The popularity of HSAs is growing, and they're likely to stick around for the long term. "HSAs are triple-tax-free," says Chatzky. "The money goes in pretax and grows tax-free, and if you use it to pay for medical expenses, withdrawals are tax-free." The bottom line: Having an HSA can lower the cost of medical care by up to one-third.
Unexpected healthcare expenses may come up, but you don't have to stash away enough savings to cover a lengthy hospital stay. Instead, if you don't have access to an HSA, aim to set aside $2,000—you'd be surprised how many medical issues that can cover, says Chatzky.
Some respondents told WD they'd skipped as many as five doctor's visits in the past year, often because they were stressed about the potential cost. It makes sense: "Medical providers don't post a 'menu' of prices," says Elisabeth Schuler, founder and president of Patient Navigator LLC, a patient-advocacy group. Still, there are ways to get care and lower your bill. Here's how you can be your own best advocate:
If your claim has been denied, there's a good chance it was simply the result of clerical or coding errors, says Schuler. (Even a detail like an incorrect birthdate can lead to billing mistakes.) Call the insurance company and ask why you were turned down. If an error did occur, your provider will have to issue a new claim.

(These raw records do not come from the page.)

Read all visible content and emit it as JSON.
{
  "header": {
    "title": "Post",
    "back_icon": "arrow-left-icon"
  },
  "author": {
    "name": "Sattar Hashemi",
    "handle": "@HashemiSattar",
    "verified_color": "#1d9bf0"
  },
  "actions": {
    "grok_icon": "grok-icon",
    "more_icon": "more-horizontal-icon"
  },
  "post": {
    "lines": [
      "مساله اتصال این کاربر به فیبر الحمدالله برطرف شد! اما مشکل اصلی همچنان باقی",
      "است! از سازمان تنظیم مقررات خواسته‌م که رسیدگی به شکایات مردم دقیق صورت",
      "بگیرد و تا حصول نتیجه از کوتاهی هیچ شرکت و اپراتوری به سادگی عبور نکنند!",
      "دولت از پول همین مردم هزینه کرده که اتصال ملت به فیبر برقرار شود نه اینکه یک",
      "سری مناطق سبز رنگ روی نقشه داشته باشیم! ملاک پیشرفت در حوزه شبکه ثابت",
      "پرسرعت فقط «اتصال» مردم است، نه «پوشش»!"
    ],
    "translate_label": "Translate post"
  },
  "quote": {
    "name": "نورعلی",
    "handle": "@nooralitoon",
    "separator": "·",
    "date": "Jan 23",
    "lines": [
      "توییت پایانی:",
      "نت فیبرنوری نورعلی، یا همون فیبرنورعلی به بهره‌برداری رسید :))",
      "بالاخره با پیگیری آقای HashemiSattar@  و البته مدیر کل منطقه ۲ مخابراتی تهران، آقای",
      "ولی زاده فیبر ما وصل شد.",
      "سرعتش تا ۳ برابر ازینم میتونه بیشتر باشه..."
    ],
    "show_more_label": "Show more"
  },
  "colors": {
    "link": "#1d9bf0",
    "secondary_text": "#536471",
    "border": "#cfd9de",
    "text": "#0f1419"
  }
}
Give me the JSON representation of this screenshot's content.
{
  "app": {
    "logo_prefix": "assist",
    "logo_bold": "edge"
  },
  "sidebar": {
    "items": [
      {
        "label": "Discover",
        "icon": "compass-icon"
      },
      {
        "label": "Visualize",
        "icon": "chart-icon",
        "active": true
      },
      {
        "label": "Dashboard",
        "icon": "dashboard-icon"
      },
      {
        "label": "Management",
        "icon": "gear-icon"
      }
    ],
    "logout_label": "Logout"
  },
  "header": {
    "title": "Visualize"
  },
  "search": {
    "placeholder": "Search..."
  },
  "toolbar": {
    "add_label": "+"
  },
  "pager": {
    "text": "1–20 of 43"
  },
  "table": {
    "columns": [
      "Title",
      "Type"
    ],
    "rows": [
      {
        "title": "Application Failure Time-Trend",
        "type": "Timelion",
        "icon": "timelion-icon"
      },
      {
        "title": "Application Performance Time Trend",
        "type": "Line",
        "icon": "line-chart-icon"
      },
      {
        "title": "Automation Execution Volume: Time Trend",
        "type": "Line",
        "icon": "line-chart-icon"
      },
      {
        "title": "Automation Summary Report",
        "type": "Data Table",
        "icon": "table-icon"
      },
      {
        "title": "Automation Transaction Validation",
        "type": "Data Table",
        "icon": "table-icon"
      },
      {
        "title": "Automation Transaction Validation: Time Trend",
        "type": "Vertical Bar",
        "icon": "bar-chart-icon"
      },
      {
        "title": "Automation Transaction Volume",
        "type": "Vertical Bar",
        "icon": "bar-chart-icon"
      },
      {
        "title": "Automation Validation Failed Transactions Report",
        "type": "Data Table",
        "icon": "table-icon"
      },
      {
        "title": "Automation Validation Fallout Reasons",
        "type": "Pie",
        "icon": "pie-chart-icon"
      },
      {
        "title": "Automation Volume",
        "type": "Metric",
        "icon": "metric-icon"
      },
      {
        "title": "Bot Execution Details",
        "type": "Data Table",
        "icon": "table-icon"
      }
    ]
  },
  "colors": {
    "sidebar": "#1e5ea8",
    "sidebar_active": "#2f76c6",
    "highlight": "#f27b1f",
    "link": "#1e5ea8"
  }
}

If you're facing a particularly high bill—say, $1,000 or more—a doctor or hospital might agree to a scheduled payment plan if you're in difficult financial shape. (Always ask for one that's interest-free.)
Routine wellness exams and preventative screenings like mammograms are currently covered under the Affordable Care Act. But if you go outside the scope of what's included in the visit (for example, you ask your doc to examine a painful shoulder at a routine checkup), you could be charged. You have the right to get clarity on any part of the bill you don't agree with or understand, says Schuler.
Don't be afraid to ask if you're getting the best possible deal. The store may be able to offer coupons or lower the price of your prescription drug to match a competitor's.
Some medications are cheaper when you don't go through insurance. To compare, have the pharmacist ring up the item both with and without your insurance.
If you can't afford a medication, you may qualify to receive free or discounted drugs. Visit the manufacturer's website to learn whether you qualify.
Some insurance companies offer a discount to people who buy from sites like express-scripts.com and caremark .com.
Bottling up your troubles can make the problem worse. "Most people feel a huge sense of relief after sharing their circumstances with someone," says Brad Klontz, PsyD, a financial psychologist and coauthor of Mind Over Money. Confide in one (or more) of these people:
It can be awkward to talk about money, but it gets easier. "It becomes a two-way conversation," says Chatzky. "What you find is that their situation isn't perfect, either."
An accountability partner keeps you focused and motivated. If you don't want to share your financial struggles with someone you know, join one of the Saving Advice forums.
A good advisor will help you grow your assets and plan for the future. But choosing one can be tough, so ask for a referral or use resources like Planner Search, the National Association of Personal Financial Advisors, and Let's Make a Plan.
Sponsored by the American Institute of CPAs, this online tool gives users a to-do list of tips to help them meet a goal, whether it's saving for retirement, paying off debt or—yes—worrying less about money.
Create a budget, and this free app will tell you how much money you can spend daily, weekly and monthly. Plus, it tracks your expenses and lets you total the cost of, say, your weekly Starbucks runs.
The app syncs to your bank account, analyzes your balance and spending habits and stealthily moves money from your checking account into your Digit savings account.